Abstract To test for possible retention of early segmental patterning throughout development, the cranial nerve efferent nuclei in adult ranid frogs were quantitatively mapped and compared with the segmental organization of these nuclei in larvae. Cranial nerve roots IV,X were labeled in larvae with fluorescent dextran amines. Each cranial nerve efferent nucleus resided in a characteristic segmental position within the clearly visible larval hindbrain rhombomeres (r). Trochlear motoneurons were located in r0, trigeminal motoneurons in r2,r3, facial branchiomotor and vestibuloacoustic efferent neurons in r4, abducens and facial parasympathetic neurons in r5, glossopharyngeal motoneurons in r6, and vagal efferent neurons in r7,r8 and rostral spinal cord. In adult frogs, biocytin labeling of cranial nerve roots IV,XII and spinal ventral root 2 in various combinations on both sides of the brain revealed precisely the same rostrocaudal sequence of efferent nuclei relative to each other as observed in larvae. This indicates that no longitudinal migratory rearrangement of hindbrain efferent neurons occurs. Although rhombomeres are not visible in adults, a segmental map of adult cranial nerve efferent nuclei can be inferred from the strict retention of the larval hindbrain pattern. Precise measurements of the borders of adjacent efferent nuclei within a coordinate system based on external landmarks were used to create a quantitative adult segmental map that mirrors the organization of the larval rhombomeric framework. Plotting morphologically and physiologically identified hindbrain neurons onto this map allows the physiological properties of adult hindbrain neurons to be linked with the underlying genetically specified segmental framework. J. Comp. Neurol. 494:228,245, 2006. © 2005 Wiley-Liss, Inc. [source]
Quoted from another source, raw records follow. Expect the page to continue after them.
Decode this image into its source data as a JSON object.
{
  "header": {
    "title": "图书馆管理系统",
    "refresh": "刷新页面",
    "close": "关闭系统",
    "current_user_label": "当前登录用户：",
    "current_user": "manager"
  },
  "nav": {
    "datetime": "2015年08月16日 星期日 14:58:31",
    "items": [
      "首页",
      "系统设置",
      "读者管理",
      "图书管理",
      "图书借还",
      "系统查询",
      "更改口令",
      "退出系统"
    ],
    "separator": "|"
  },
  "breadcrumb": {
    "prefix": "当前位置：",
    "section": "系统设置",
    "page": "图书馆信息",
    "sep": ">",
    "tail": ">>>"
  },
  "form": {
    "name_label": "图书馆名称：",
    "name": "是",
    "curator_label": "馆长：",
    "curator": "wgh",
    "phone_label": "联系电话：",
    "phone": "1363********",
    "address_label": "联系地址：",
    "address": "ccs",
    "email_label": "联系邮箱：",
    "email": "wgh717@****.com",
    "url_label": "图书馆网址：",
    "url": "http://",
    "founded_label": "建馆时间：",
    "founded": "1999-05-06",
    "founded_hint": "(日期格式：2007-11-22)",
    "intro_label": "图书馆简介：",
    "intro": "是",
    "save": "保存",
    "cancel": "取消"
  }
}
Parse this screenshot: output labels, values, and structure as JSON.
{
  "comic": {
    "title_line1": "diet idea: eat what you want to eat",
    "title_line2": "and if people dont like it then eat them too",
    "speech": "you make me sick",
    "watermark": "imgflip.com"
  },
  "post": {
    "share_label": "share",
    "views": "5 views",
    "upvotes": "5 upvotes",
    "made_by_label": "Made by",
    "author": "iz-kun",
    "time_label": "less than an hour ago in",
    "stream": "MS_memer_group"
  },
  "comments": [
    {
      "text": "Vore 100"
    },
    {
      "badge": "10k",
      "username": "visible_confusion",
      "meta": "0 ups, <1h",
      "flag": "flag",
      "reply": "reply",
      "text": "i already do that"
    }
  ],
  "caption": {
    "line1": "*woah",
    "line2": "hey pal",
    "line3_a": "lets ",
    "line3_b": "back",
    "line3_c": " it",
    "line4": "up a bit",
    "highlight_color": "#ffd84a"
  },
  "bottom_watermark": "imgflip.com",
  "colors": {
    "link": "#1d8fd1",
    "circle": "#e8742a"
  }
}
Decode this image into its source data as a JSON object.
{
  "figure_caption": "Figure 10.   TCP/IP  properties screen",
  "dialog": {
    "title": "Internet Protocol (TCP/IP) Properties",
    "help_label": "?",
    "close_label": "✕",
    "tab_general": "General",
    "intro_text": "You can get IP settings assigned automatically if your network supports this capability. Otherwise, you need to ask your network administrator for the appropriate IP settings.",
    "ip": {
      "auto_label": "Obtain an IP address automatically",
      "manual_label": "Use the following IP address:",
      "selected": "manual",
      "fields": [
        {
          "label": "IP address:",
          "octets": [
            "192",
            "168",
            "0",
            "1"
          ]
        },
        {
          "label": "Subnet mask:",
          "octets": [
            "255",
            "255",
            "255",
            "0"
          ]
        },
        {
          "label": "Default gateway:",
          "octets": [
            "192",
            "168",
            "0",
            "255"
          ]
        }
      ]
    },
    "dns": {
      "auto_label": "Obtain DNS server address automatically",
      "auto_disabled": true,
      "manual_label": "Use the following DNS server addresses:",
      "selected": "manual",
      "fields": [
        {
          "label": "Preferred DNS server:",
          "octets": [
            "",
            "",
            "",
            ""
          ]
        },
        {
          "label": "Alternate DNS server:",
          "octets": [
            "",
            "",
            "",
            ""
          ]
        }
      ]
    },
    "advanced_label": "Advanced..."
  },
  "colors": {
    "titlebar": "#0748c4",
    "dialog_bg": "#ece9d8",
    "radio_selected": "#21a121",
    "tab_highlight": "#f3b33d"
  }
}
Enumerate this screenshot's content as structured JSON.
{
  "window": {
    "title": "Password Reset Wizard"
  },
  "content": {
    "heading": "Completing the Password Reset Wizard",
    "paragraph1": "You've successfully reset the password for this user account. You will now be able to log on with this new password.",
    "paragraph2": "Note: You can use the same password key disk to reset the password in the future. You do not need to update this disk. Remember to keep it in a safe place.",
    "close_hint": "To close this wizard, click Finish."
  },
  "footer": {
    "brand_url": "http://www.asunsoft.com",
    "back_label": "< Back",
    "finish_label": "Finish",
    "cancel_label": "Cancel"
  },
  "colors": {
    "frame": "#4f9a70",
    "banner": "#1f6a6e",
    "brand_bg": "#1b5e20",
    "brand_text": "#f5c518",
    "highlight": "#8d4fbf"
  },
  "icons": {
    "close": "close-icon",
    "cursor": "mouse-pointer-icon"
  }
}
Assessing the long-term impact of Ranavirus infection in wild common frog populations

A. G. F. Teacher
Abstract Amphibians are declining worldwide, and one cause of this is infectious disease emergence. Mass mortalities caused by a virus or a group of viruses belonging to the genus Ranavirus have occurred in wild common frogs Rana temporaria in England since the 1980s, and ranaviral disease is widespread in amphibians in North America and Canada, where it can also cause mass die-offs. Although there have been numerous reports of Ranavirus -associated mass mortality events, no study has yet evaluated the long-term impacts of this disease. This study follows up archived records of English common frog mortalities likely caused by Ranavirus. There is a preliminary indication that common frog populations can respond differently to the emergence of disease: emergence may be transient, catastrophic, or persistent with recurrent mortality events. We subsequently focused on populations that had recurring mortality events (n=18), and we report median declines of 81% in the number of adult frogs in these populations from 1996 to 2008. Comparable uninfected populations (n=16) showed no change in population size over the same time period. Regressions show that larger frog populations may be more likely to experience larger declines than smaller populations, and linear models show that percentage population size change is significantly correlated with disease status, but that habitat age (a possible proxy for environmental quality) has no significant effect on population size change. Our results provide the first evidence of long-term localized population declines of an amphibian species which appear to be best explained by the presence of Ranavirus infection. [source]